Alabama starting forward Noah Clowney took a hard fall on a dunk attempt four minutes into the first half and had to be helped off the court. He did not return.

The Crimson Tide were 16 for 38 (42.1%) from 3-point range, with Sears making seven.

BIG PICTURE

North Carolina: The Tar Heels figure to take a deep drop in the Top 25 poll.

Alabama: The Crimson Tide bounced back nicely following their loss to No. 20 UConn in the semifinals, beating a top-ranked team in the regular season for the first time since a 66-64 victory over eventual national champion Arkansas on Jan. 8, 1994.

UP NEXT:

North Carolina: The Tar Heels travel to Bloomington to face No. 11 Indiana on Wednesday.

Alabama: The Crimson Tide return home to face South Dakota State on Saturday.

Clingan lifts UConn past Iowa State for Phil Knight title

Troy Wayrynen-USA TODAY Sports
0 Comments

PORTLAND, Ore. – Donovan Clingan had 15 points and 10 rebounds to power No. 20 UConn to a 71-53 win over Iowa State in the championship game of the Phil Knight Invitational on Sunday night.

Tristen Newton scored 13 points for the Huskies (8-0), who went 20 for 25 at the free-throw line. Alex Karaban and Andre Jackson, Jr. each had 10 points.

Osun Osunniyi led Iowa State (5-1) with 14 points. Tamin Lipsey had 12 points and Jaren Holmes finished with 11.

“They were the more aggressive team,” Iowa State coach T.J. Otzelberger said. “We wanted a physical game. We didn’t want a physical game with them getting the rebounds and then also us putting them on the foul line. Lesson that we’ve got to learn is we need to embrace being the aggressor at both ends of the floor at all times.”

The Huskies had more offensive rebounds (20) than the Cyclones had total rebounds (19), and capitalized on that disparity with 20 second-chance points.

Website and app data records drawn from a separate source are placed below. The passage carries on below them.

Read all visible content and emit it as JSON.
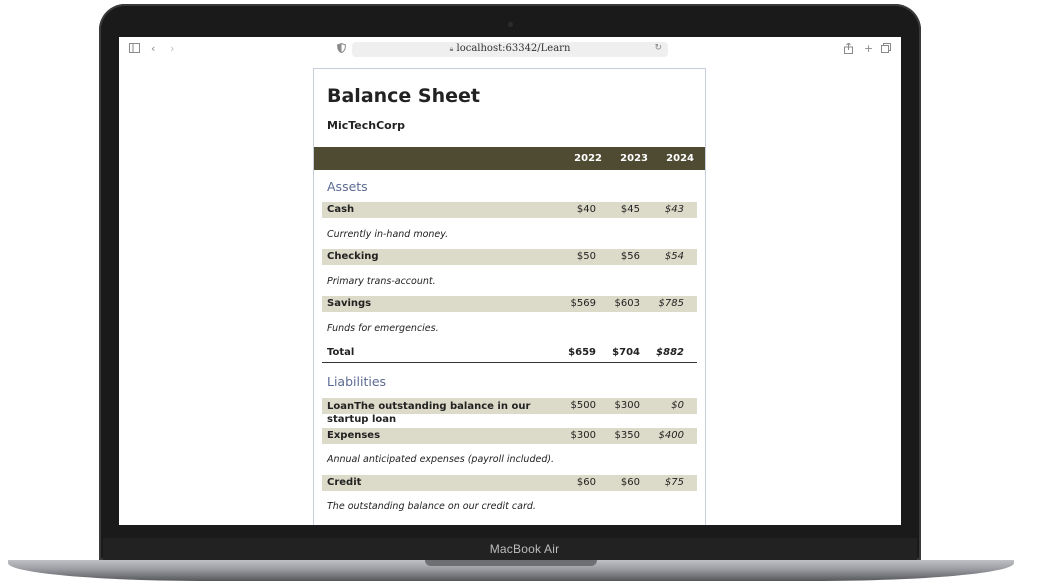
{
  "device": {
    "brand_label": "MacBook Air"
  },
  "browser": {
    "url": "localhost:63342/Learn",
    "icons": [
      "sidebar-icon",
      "back-icon",
      "forward-icon",
      "shield-icon",
      "lock-icon",
      "reload-icon",
      "share-icon",
      "new-tab-icon",
      "tabs-overview-icon"
    ]
  },
  "sheet": {
    "title": "Balance Sheet",
    "company": "MicTechCorp",
    "years": [
      "2022",
      "2023",
      "2024"
    ],
    "assets": {
      "heading": "Assets",
      "rows": [
        {
          "label": "Cash",
          "values": [
            "$40",
            "$45",
            "$43"
          ],
          "note": "Currently in-hand money."
        },
        {
          "label": "Checking",
          "values": [
            "$50",
            "$56",
            "$54"
          ],
          "note": "Primary trans-account."
        },
        {
          "label": "Savings",
          "values": [
            "$569",
            "$603",
            "$785"
          ],
          "note": "Funds for emergencies."
        }
      ],
      "total": {
        "label": "Total",
        "values": [
          "$659",
          "$704",
          "$882"
        ]
      }
    },
    "liabilities": {
      "heading": "Liabilities",
      "rows": [
        {
          "label": "LoanThe outstanding balance in our startup loan",
          "values": [
            "$500",
            "$300",
            "$0"
          ],
          "note": ""
        },
        {
          "label": "Expenses",
          "values": [
            "$300",
            "$350",
            "$400"
          ],
          "note": "Annual anticipated expenses (payroll included)."
        },
        {
          "label": "Credit",
          "values": [
            "$60",
            "$60",
            "$75"
          ],
          "note": "The outstanding balance on our credit card."
        }
      ]
    }
  },
  "colors": {
    "header_bar": "#4f4b32",
    "row_shade": "#dcdac8",
    "section_heading": "#5b6a92"
  }
}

“Those guys are tough,” UConn coach Dan Hurley said. “T.J.`s an excellent coach. They grind people up. To outrebound them, it just speaks to how tough we were.”

Clingan, who was named tournament MVP, scored eight points to help UConn to a 38-28 lead at the break.

Iowa State closed to 53-48 on Holmes’ 3-pointer midway through the second half. But Karaban made a 3 and a dunk, and Newton’s jumper made it 60-48 with 7:13 remaining.

BIG PICTURE

UConn: The Huskies couldn’t have asked for a better showing in Portland, winning all three of their games.

Iowa State: The Cyclones picked up nice wins over Villanova and top-ranked North Carolina in the earlier rounds but ended with their first loss of the season.

UP NEXT

UConn: The Huskies return home to face Oklahoma State on Thursday.

Iowa State: The Cyclones return home to face North Dakota on Tuesday.